The lease agreement must first be cancelled before an eviction proceeding can be brought.
In the business context the rights of the property owner to protect commercial income take priority. But this highlights the need for a rock-solid lease to be in place as it provides the legal framework within which the eviction can take place.
Commercial evictions do not only affect the removal of the tenant. Landlords have a right to claim any damages that may apply at the time of eviction, as well as rent arrears.
A commercial tenant does not have the same attachment to a property as a residential tenant.

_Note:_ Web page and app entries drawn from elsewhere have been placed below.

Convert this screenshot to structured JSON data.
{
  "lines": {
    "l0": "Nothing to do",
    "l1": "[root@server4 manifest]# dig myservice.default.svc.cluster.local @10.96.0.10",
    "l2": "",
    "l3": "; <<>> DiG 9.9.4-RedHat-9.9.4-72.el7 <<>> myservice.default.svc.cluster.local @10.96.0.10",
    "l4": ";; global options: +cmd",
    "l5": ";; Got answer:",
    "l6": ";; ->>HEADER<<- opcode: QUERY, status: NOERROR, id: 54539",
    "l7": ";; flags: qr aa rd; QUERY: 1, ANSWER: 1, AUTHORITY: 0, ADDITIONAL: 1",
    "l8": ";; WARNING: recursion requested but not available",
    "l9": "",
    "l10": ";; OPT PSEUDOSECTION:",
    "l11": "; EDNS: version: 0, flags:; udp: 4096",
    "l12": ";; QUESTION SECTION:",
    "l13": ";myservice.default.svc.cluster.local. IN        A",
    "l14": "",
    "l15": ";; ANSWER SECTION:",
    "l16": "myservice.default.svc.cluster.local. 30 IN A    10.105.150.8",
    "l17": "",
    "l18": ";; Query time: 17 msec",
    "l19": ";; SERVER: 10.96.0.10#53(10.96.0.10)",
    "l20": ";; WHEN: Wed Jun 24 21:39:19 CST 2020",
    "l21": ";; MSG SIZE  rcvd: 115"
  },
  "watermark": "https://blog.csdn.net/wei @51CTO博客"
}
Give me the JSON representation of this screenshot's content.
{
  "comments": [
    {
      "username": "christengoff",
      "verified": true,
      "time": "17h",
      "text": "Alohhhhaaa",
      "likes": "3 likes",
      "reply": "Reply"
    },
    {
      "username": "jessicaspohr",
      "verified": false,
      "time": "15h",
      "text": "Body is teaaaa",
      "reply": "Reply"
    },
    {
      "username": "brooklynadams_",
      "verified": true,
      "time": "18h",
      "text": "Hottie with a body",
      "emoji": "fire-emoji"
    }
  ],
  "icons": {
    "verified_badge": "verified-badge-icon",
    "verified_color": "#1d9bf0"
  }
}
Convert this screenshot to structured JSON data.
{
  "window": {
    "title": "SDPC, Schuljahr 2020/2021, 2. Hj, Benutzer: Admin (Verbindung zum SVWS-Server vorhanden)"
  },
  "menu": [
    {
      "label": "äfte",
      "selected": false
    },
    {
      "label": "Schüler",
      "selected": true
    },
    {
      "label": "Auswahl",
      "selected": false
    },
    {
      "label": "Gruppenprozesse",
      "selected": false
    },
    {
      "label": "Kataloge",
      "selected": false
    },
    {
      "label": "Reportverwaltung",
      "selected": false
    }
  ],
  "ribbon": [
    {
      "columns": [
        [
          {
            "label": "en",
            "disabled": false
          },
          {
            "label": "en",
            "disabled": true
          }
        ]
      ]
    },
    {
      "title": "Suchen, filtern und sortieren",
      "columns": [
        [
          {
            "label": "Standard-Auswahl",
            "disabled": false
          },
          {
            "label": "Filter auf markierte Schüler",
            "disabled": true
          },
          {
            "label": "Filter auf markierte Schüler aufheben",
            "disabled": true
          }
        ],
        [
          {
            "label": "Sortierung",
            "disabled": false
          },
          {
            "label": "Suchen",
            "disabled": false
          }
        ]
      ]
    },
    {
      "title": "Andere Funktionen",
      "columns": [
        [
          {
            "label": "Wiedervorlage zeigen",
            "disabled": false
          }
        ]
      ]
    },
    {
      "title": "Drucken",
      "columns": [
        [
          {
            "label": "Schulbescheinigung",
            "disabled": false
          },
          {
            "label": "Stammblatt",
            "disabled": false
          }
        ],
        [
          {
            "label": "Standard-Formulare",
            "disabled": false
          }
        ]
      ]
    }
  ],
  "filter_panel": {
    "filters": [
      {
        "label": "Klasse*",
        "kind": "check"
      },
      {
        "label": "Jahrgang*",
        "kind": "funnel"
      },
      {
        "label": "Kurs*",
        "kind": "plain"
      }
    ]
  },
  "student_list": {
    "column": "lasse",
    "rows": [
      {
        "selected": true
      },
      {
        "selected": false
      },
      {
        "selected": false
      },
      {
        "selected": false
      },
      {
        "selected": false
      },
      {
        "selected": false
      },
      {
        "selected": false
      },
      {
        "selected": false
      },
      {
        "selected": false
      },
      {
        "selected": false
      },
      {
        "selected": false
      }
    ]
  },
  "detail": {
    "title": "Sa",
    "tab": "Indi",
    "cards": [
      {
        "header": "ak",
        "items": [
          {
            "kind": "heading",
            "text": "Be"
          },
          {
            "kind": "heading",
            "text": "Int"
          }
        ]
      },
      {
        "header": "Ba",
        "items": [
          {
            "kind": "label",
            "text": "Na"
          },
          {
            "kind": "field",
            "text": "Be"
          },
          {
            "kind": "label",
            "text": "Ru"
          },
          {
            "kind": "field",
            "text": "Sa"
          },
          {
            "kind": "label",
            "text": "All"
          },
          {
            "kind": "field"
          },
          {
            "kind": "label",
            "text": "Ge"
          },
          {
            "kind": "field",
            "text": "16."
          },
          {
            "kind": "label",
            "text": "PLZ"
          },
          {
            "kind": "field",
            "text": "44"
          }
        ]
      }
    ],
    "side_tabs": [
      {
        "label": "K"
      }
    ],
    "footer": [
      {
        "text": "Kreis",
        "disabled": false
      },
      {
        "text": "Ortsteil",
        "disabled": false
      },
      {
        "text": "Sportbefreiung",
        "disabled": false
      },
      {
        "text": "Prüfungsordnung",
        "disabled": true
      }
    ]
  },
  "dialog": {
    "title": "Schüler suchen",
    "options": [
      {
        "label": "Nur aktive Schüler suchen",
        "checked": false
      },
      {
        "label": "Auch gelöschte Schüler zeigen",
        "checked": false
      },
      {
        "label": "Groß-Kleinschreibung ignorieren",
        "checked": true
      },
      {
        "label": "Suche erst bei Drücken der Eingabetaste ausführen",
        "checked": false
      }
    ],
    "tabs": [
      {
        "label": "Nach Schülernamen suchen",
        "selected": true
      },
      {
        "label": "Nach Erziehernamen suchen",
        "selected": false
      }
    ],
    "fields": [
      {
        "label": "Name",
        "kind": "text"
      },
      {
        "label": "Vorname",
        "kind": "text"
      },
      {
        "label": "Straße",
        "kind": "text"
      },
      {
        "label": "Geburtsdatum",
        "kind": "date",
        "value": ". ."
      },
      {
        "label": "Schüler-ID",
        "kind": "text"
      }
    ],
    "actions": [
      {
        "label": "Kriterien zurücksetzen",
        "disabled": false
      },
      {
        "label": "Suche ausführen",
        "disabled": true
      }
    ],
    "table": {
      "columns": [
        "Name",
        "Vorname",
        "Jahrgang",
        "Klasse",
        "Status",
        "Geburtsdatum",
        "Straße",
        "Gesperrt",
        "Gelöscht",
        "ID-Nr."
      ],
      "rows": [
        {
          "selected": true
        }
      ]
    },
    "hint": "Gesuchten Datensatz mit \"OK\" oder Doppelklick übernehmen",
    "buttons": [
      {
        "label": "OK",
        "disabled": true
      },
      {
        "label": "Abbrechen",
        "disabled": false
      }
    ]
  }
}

If a landlord is concerned that the commercial tenant might do a midnight flight, an urgent application can be brought before the court to allow the landlord to attach and secure the movable goods on the property. Then, if the tenant removes them it is a criminal offence.
The security a landlord holds over a tenant’s property is known as the hypothec and is actually the strongest form of security in South African law.
However, once the movable goods are removed from the property the landlord has no security over or rights to those goods.
Therefore, if there is reason to suspect a tenant might beat a hasty retreat, the landlord must apply for the attachment of the goods urgently.
Occasionally a landlord might not be able to commence the eviction process, even if the tenant is in breach of the lease.
A business that has fallen on hard times may enter Business Rescue. During this period there is a moratorium on all legal action, so an eviction notice may not be served.
* Simon Dippenaar is an attorney at Simon Dippenaar & Associates.